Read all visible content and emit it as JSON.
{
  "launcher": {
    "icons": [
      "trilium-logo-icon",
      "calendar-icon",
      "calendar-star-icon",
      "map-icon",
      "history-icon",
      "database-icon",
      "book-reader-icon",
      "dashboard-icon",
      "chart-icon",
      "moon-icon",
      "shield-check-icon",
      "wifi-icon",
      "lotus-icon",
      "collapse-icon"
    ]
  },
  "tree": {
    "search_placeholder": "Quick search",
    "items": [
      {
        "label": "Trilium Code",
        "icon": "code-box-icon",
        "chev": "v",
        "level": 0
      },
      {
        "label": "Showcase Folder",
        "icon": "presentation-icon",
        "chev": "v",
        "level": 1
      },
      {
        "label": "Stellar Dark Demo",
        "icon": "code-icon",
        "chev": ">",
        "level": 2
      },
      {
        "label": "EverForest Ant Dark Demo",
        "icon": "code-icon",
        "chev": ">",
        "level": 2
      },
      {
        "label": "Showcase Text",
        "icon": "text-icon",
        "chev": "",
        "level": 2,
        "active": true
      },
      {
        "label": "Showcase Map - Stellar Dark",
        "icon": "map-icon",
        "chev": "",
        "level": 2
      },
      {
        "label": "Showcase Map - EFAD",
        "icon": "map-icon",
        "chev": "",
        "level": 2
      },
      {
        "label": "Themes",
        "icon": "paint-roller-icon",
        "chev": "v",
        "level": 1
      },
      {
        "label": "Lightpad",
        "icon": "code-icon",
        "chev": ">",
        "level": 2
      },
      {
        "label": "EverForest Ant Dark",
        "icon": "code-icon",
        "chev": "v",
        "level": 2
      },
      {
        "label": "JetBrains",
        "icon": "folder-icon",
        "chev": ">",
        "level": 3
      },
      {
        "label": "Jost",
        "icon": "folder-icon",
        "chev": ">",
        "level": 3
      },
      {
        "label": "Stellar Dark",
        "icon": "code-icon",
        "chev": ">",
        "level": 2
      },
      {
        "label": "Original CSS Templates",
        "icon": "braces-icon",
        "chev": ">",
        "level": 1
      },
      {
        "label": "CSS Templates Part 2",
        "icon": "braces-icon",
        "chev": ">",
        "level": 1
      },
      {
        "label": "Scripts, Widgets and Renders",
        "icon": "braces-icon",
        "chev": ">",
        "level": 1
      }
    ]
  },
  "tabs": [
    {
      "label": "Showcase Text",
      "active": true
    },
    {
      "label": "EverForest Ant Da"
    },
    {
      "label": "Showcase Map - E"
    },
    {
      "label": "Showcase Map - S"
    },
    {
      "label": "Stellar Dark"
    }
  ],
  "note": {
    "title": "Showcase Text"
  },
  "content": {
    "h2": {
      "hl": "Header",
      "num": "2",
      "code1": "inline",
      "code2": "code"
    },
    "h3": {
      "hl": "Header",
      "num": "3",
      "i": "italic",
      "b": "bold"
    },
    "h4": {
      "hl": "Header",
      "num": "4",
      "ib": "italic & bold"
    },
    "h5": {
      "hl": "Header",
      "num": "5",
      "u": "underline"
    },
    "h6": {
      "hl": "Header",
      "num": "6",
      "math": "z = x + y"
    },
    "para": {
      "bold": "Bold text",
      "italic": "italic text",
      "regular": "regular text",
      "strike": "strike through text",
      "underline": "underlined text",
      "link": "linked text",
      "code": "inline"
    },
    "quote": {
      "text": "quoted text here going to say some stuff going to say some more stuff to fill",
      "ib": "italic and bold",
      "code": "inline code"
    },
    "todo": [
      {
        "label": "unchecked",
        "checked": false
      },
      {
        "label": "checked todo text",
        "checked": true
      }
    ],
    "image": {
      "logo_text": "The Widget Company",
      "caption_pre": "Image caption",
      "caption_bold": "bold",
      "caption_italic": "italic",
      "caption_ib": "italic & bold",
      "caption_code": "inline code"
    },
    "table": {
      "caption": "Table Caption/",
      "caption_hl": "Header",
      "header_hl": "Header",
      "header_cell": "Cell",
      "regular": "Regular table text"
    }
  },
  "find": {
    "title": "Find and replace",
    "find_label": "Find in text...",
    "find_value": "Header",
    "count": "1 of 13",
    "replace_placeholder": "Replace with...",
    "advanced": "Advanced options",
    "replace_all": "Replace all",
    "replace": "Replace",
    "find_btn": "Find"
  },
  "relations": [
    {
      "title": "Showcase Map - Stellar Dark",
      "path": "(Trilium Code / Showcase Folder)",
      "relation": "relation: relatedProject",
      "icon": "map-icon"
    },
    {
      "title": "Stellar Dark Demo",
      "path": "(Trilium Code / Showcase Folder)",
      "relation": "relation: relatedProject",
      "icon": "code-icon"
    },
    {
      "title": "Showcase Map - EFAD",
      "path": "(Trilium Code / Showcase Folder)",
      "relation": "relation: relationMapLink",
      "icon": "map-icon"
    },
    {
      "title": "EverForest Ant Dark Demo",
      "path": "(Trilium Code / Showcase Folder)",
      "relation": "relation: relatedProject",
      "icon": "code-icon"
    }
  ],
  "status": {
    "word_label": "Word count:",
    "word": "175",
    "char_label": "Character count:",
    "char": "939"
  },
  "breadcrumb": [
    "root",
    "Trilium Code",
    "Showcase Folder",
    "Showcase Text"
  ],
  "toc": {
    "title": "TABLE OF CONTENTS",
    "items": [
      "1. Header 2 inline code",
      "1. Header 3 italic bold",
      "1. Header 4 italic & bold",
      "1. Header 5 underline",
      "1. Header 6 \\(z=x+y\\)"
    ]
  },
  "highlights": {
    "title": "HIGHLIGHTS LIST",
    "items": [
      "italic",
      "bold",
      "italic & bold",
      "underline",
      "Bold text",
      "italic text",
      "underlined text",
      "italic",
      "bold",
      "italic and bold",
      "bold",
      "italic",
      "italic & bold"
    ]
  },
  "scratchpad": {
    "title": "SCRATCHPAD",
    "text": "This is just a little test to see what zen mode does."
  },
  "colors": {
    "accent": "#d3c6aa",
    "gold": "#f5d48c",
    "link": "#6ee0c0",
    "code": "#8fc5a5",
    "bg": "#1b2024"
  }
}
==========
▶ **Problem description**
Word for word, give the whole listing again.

▶ **Your response**
Read all visible content and emit it as JSON.
{
  "launcher": {
    "icons": [
      "trilium-logo-icon",
      "calendar-icon",
      "calendar-star-icon",
      "map-icon",
      "history-icon",
      "database-icon",
      "book-reader-icon",
      "dashboard-icon",
      "chart-icon",
      "moon-icon",
      "shield-check-icon",
      "wifi-icon",
      "lotus-icon",
      "collapse-icon"
    ]
  },
  "tree": {
    "search_placeholder": "Quick search",
    "items": [
      {
        "label": "Trilium Code",
        "icon": "code-box-icon",
        "chev": "v",
        "level": 0
      },
      {
        "label": "Showcase Folder",
        "icon": "presentation-icon",
        "chev": "v",
        "level": 1
      },
      {
        "label": "Stellar Dark Demo",
        "icon": "code-icon",
        "chev": ">",
        "level": 2
      },
      {
        "label": "EverForest Ant Dark Demo",
        "icon": "code-icon",
        "chev": ">",
        "level": 2
      },
      {
        "label": "Showcase Text",
        "icon": "text-icon",
        "chev": "",
        "level": 2,
        "active": true
      },
      {
        "label": "Showcase Map - Stellar Dark",
        "icon": "map-icon",
        "chev": "",
        "level": 2
      },
      {
        "label": "Showcase Map - EFAD",
        "icon": "map-icon",
        "chev": "",
        "level": 2
      },
      {
        "label": "Themes",
        "icon": "paint-roller-icon",
        "chev": "v",
        "level": 1
      },
      {
        "label": "Lightpad",
        "icon": "code-icon",
        "chev": ">",
        "level": 2
      },
      {
        "label": "EverForest Ant Dark",
        "icon": "code-icon",
        "chev": "v",
        "level": 2
      },
      {
        "label": "JetBrains",
        "icon": "folder-icon",
        "chev": ">",
        "level": 3
      },
      {
        "label": "Jost",
        "icon": "folder-icon",
        "chev": ">",
        "level": 3
      },
      {
        "label": "Stellar Dark",
        "icon": "code-icon",
        "chev": ">",
        "level": 2
      },
      {
        "label": "Original CSS Templates",
        "icon": "braces-icon",
        "chev": ">",
        "level": 1
      },
      {
        "label": "CSS Templates Part 2",
        "icon": "braces-icon",
        "chev": ">",
        "level": 1
      },
      {
        "label": "Scripts, Widgets and Renders",
        "icon": "braces-icon",
        "chev": ">",
        "level": 1
      }
    ]
  },
  "tabs": [
    {
      "label": "Showcase Text",
      "active": true
    },
    {
      "label": "EverForest Ant Da"
    },
    {
      "label": "Showcase Map - E"
    },
    {
      "label": "Showcase Map - S"
    },
    {
      "label": "Stellar Dark"
    }
  ],
  "note": {
    "title": "Showcase Text"
  },
  "content": {
    "h2": {
      "hl": "Header",
      "num": "2",
      "code1": "inline",
      "code2": "code"
    },
    "h3": {
      "hl": "Header",
      "num": "3",
      "i": "italic",
      "b": "bold"
    },
    "h4": {
      "hl": "Header",
      "num": "4",
      "ib": "italic & bold"
    },
    "h5": {
      "hl": "Header",
      "num": "5",
      "u": "underline"
    },
    "h6": {
      "hl": "Header",
      "num": "6",
      "math": "z = x + y"
    },
    "para": {
      "bold": "Bold text",
      "italic": "italic text",
      "regular": "regular text",
      "strike": "strike through text",
      "underline": "underlined text",
      "link": "linked text",
      "code": "inline"
    },
    "quote": {
      "text": "quoted text here going to say some stuff going to say some more stuff to fill",
      "ib": "italic and bold",
      "code": "inline code"
    },
    "todo": [
      {
        "label": "unchecked",
        "checked": false
      },
      {
        "label": "checked todo text",
        "checked": true
      }
    ],
    "image": {
      "logo_text": "The Widget Company",
      "caption_pre": "Image caption",
      "caption_bold": "bold",
      "caption_italic": "italic",
      "caption_ib": "italic & bold",
      "caption_code": "inline code"
    },
    "table": {
      "caption": "Table Caption/",
      "caption_hl": "Header",
      "header_hl": "Header",
      "header_cell": "Cell",
      "regular": "Regular table text"
    }
  },
  "find": {
    "title": "Find and replace",
    "find_label": "Find in text...",
    "find_value": "Header",
    "count": "1 of 13",
    "replace_placeholder": "Replace with...",
    "advanced": "Advanced options",
    "replace_all": "Replace all",
    "replace": "Replace",
    "find_btn": "Find"
  },
  "relations": [
    {
      "title": "Showcase Map - Stellar Dark",
      "path": "(Trilium Code / Showcase Folder)",
      "relation": "relation: relatedProject",
      "icon": "map-icon"
    },
    {
      "title": "Stellar Dark Demo",
      "path": "(Trilium Code / Showcase Folder)",
      "relation": "relation: relatedProject",
      "icon": "code-icon"
    },
    {
      "title": "Showcase Map - EFAD",
      "path": "(Trilium Code / Showcase Folder)",
      "relation": "relation: relationMapLink",
      "icon": "map-icon"
    },
    {
      "title": "EverForest Ant Dark Demo",
      "path": "(Trilium Code / Showcase Folder)",
      "relation": "relation: relatedProject",
      "icon": "code-icon"
    }
  ],
  "status": {
    "word_label": "Word count:",
    "word": "175",
    "char_label": "Character count:",
    "char": "939"
  },
  "breadcrumb": [
    "root",
    "Trilium Code",
    "Showcase Folder",
    "Showcase Text"
  ],
  "toc": {
    "title": "TABLE OF CONTENTS",
    "items": [
      "1. Header 2 inline code",
      "1. Header 3 italic bold",
      "1. Header 4 italic & bold",
      "1. Header 5 underline",
      "1. Header 6 \\(z=x+y\\)"
    ]
  },
  "highlights": {
    "title": "HIGHLIGHTS LIST",
    "items": [
      "italic",
      "bold",
      "italic & bold",
      "underline",
      "Bold text",
      "italic text",
      "underlined text",
      "italic",
      "bold",
      "italic and bold",
      "bold",
      "italic",
      "italic & bold"
    ]
  },
  "scratchpad": {
    "title": "SCRATCHPAD",
    "text": "This is just a little test to see what zen mode does."
  },
  "colors": {
    "accent": "#d3c6aa",
    "gold": "#f5d48c",
    "link": "#6ee0c0",
    "code": "#8fc5a5",
    "bg": "#1b2024"
  }
}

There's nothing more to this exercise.